A second, 110,000-square-foot rural health education facility will bring programs in medicine, pharmacy, public health and behavioral health services to Kearney when it opens in 2026. That facility also represents a public-private partnership.

The health facilities follow Kristensen’s launch in 2010 of the Kearney Health Opportunities Program, a partnership with UNMC to recruit and educate students who want to return to rural Nebraska to practice health care. The acceptance rate of UNK students to various health care professional programs is now more than 93%.

Kristensen also led the planning and launch of University Village, a 107-acre urban village with academic and community spaces including Village Flats student apartments, the LaVonne Plambeck Early Childhood Education Center, Grundy Tennis Center, Element 30 residences and retail complex; and a Nebraska Medicine cancer treatment center and the Regional Engagement Center which are under construction.

Those major developments come on top of more than $360 million in new construction and major renovation that Kristensen has overseen at UNK, including the 90,000-square-foot STEM education building Discovery Hall, Greek housing, renovation or new construction of every residence hall, athletics and student wellness facilities, improvements to the Nebraskan Student Union and campus dining facilities, renovations to the Bruner Hall of Science, Calvin T. Ryan Library and Warner Hall, a new central utilities plant, and more.

“There is no better champion for UNK and rural Nebraska than Doug Kristensen. His selfless leadership and relentless dedication to UNK’s mission will benefit students and Nebraskans for generations to come,” said University of Nebraska System President Ted Carter. “This news is bittersweet. Doug has been a great friend and advisor to me and is a beloved leader to the campus and community. I have tremendous admiration for his loyalty and deep understanding of our state and university system. This is a well-earned decision for Doug, Terri and their family.”

Kristensen became UNK’s chancellor following a distinguished 14-year career in the Nebraska Legislature. At the time of his retirement from the Legislature, he was the longest-serving Speaker in history. He was one of the sponsors of the legislation that brought then-Kearney State College into the University of Nebraska System. At the time he held political office, Kristensen was a partner at a law firm in Minden. He earned his law degree from Drake University and bachelor’s degree from the University of Nebraska-Lincoln.

In addition to being the longest-serving chancellor in NU history, Kristensen also is the longest currently-serving leader of any higher education institution in Nebraska.

Kristensen and his wife, District Judge Terri S. Harder, have multiple University of Nebraska degrees. Both of their daughters have bachelor’s degrees from UNK, with Paige earning an MBA from UNO, and Morgan a master’s in public health from UNMC and law degree from UNL.

University of Nebraska System interim President Chris Kabourek, who assumes the role on Jan. 1, said he will quickly formulate a process to identify the next leader for UNK.

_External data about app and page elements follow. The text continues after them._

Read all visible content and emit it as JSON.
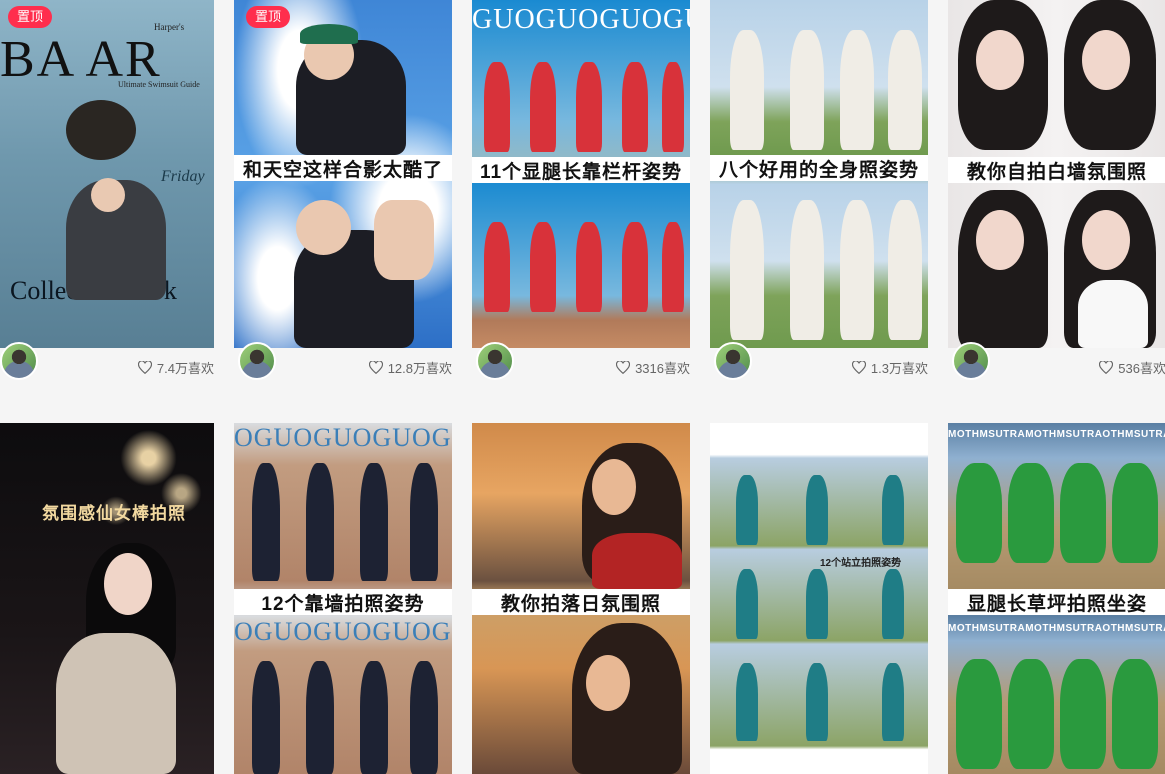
{
  "pin_label": "置顶",
  "notes": [
    {
      "title_lines": [
        "Harper's",
        "BA  AR",
        "Ultimate Swimsuit Guide",
        "Friday",
        "Collection book"
      ],
      "caption": "",
      "likes": "7.4万喜欢",
      "pinned": true
    },
    {
      "caption": "和天空这样合影太酷了",
      "likes": "12.8万喜欢",
      "pinned": true
    },
    {
      "banner": "GUOGUOGUOGUOGU",
      "caption": "11个显腿长靠栏杆姿势",
      "likes": "3316喜欢",
      "pinned": false
    },
    {
      "caption": "八个好用的全身照姿势",
      "likes": "1.3万喜欢",
      "pinned": false
    },
    {
      "caption": "教你自拍白墙氛围照",
      "likes": "536喜欢",
      "pinned": false
    },
    {
      "overlay": "氛围感仙女棒拍照",
      "pinned": false
    },
    {
      "banner": "OGUOGUOGUOGU",
      "caption": "12个靠墙拍照姿势",
      "pinned": false
    },
    {
      "caption": "教你拍落日氛围照",
      "pinned": false
    },
    {
      "overlay": "12个站立拍照姿势",
      "pinned": false
    },
    {
      "banner": "MOTHMSUTRAMOTHMSUTRAOTHMSUTRA",
      "caption": "显腿长草坪拍照坐姿",
      "pinned": false
    }
  ]
}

“Chancellor Kristensen is a great leader, friend and champion for UNK and higher education. We are a better university because of his leadership and his commitment to students and rural Nebraska,” Kabourek said. “Our entire state, and our rural communities in particular, depend on a strong and thriving UNK and University of Nebraska.

“Especially as we bring our rural health education facilities to full operation and move forward with our goals to grow enrollment and excellence, we can’t afford to lose momentum. It will be crucial that we find someone who can seamlessly pick up where Chancellor Kristensen will leave off.”